Show every line from the data below that includes "Barcelona".
Raw data: Begin
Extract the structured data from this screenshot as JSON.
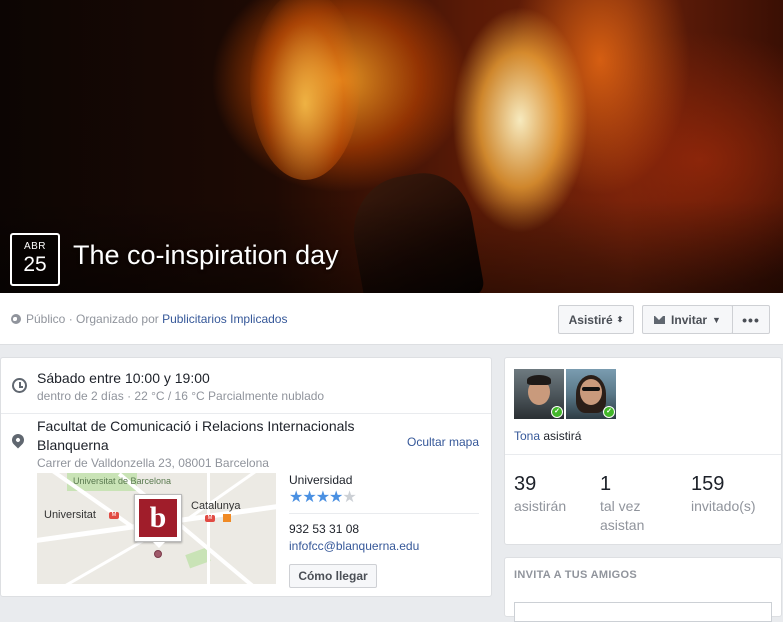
{
  "event": {
    "month": "ABR",
    "day": "25",
    "title": "The co-inspiration day"
  },
  "info_bar": {
    "privacy": "Público",
    "organized_by": " · Organizado por ",
    "organizer": "Publicitarios Implicados",
    "going_button": "Asistiré",
    "invite_button": "Invitar",
    "icons": [
      "globe-icon",
      "sort-icon",
      "mail-icon",
      "caret-down-icon",
      "more-icon"
    ]
  },
  "details": {
    "time_main": "Sábado entre 10:00 y 19:00",
    "time_sub": "dentro de 2 días · 22 °C / 16 °C Parcialmente nublado",
    "place_name": "Facultat de Comunicació i Relacions Internacionals Blanquerna",
    "hide_map": "Ocultar mapa",
    "address": "Carrer de Valldonzella 23, 08001 Barcelona",
    "map": {
      "label_university": "Universitat",
      "label_catalunya": "Catalunya",
      "label_park": "Universitat de Barcelona",
      "metro": "M",
      "logo_letter": "b"
    },
    "place_type": "Universidad",
    "rating_stars": 4,
    "rating_max": 5,
    "phone": "932 53 31 08",
    "email": "infofcc@blanquerna.edu",
    "directions_button": "Cómo llegar"
  },
  "guests": {
    "friend_name": "Tona",
    "friend_status": " asistirá",
    "stats": [
      {
        "number": "39",
        "label": "asistirán"
      },
      {
        "number": "1",
        "label": "tal vez asistan"
      },
      {
        "number": "159",
        "label": "invitado(s)"
      }
    ]
  },
  "invite": {
    "title": "INVITA A TUS AMIGOS"
  },
  "colors": {
    "link": "#365899",
    "muted": "#90949c",
    "star": "#4a90e2",
    "check": "#42b72a",
    "logo": "#a01d2a"
  }
}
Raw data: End
# Answer space
    "address": "Carrer de Valldonzella 23, 08001 Barcelona",
      "label_park": "Universitat de Barcelona",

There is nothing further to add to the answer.